Work request:
Set down, in full, every record in the block.

Recorded information:
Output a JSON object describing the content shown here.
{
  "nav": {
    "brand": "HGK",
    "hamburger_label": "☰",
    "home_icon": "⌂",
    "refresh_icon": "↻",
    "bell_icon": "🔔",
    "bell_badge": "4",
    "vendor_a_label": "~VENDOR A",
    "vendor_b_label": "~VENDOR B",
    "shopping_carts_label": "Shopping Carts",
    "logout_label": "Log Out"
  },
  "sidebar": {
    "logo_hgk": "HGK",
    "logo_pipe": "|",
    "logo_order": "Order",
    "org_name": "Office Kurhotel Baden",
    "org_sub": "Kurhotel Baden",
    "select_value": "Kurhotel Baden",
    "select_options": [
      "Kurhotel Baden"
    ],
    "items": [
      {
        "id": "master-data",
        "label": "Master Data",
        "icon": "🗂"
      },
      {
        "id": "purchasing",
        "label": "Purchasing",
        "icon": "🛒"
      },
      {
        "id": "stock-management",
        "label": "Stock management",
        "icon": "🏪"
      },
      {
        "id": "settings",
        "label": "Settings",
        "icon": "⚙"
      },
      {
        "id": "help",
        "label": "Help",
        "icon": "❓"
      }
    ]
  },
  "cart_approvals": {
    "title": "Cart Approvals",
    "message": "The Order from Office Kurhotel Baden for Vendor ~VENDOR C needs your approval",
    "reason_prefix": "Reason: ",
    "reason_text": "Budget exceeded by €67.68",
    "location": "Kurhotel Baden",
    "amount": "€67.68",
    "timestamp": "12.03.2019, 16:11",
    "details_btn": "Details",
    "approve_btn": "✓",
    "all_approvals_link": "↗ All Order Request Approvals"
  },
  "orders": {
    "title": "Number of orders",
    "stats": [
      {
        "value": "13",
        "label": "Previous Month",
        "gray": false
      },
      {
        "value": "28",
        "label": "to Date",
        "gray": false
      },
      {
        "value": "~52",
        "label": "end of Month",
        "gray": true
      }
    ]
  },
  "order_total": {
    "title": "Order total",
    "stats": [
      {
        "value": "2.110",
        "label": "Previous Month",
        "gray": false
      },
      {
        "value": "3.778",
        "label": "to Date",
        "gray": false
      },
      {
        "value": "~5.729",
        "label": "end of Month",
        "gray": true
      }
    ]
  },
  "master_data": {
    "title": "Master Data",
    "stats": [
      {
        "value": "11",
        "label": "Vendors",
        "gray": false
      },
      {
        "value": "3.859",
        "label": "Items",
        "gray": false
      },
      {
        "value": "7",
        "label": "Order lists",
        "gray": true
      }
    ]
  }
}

Response to this exercise:
Output a JSON object describing the content shown here.
{
  "nav": {
    "brand": "HGK",
    "hamburger_label": "☰",
    "home_icon": "⌂",
    "refresh_icon": "↻",
    "bell_icon": "🔔",
    "bell_badge": "4",
    "vendor_a_label": "~VENDOR A",
    "vendor_b_label": "~VENDOR B",
    "shopping_carts_label": "Shopping Carts",
    "logout_label": "Log Out"
  },
  "sidebar": {
    "logo_hgk": "HGK",
    "logo_pipe": "|",
    "logo_order": "Order",
    "org_name": "Office Kurhotel Baden",
    "org_sub": "Kurhotel Baden",
    "select_value": "Kurhotel Baden",
    "select_options": [
      "Kurhotel Baden"
    ],
    "items": [
      {
        "id": "master-data",
        "label": "Master Data",
        "icon": "🗂"
      },
      {
        "id": "purchasing",
        "label": "Purchasing",
        "icon": "🛒"
      },
      {
        "id": "stock-management",
        "label": "Stock management",
        "icon": "🏪"
      },
      {
        "id": "settings",
        "label": "Settings",
        "icon": "⚙"
      },
      {
        "id": "help",
        "label": "Help",
        "icon": "❓"
      }
    ]
  },
  "cart_approvals": {
    "title": "Cart Approvals",
    "message": "The Order from Office Kurhotel Baden for Vendor ~VENDOR C needs your approval",
    "reason_prefix": "Reason: ",
    "reason_text": "Budget exceeded by €67.68",
    "location": "Kurhotel Baden",
    "amount": "€67.68",
    "timestamp": "12.03.2019, 16:11",
    "details_btn": "Details",
    "approve_btn": "✓",
    "all_approvals_link": "↗ All Order Request Approvals"
  },
  "orders": {
    "title": "Number of orders",
    "stats": [
      {
        "value": "13",
        "label": "Previous Month",
        "gray": false
      },
      {
        "value": "28",
        "label": "to Date",
        "gray": false
      },
      {
        "value": "~52",
        "label": "end of Month",
        "gray": true
      }
    ]
  },
  "order_total": {
    "title": "Order total",
    "stats": [
      {
        "value": "2.110",
        "label": "Previous Month",
        "gray": false
      },
      {
        "value": "3.778",
        "label": "to Date",
        "gray": false
      },
      {
        "value": "~5.729",
        "label": "end of Month",
        "gray": true
      }
    ]
  },
  "master_data": {
    "title": "Master Data",
    "stats": [
      {
        "value": "11",
        "label": "Vendors",
        "gray": false
      },
      {
        "value": "3.859",
        "label": "Items",
        "gray": false
      },
      {
        "value": "7",
        "label": "Order lists",
        "gray": true
      }
    ]
  }
}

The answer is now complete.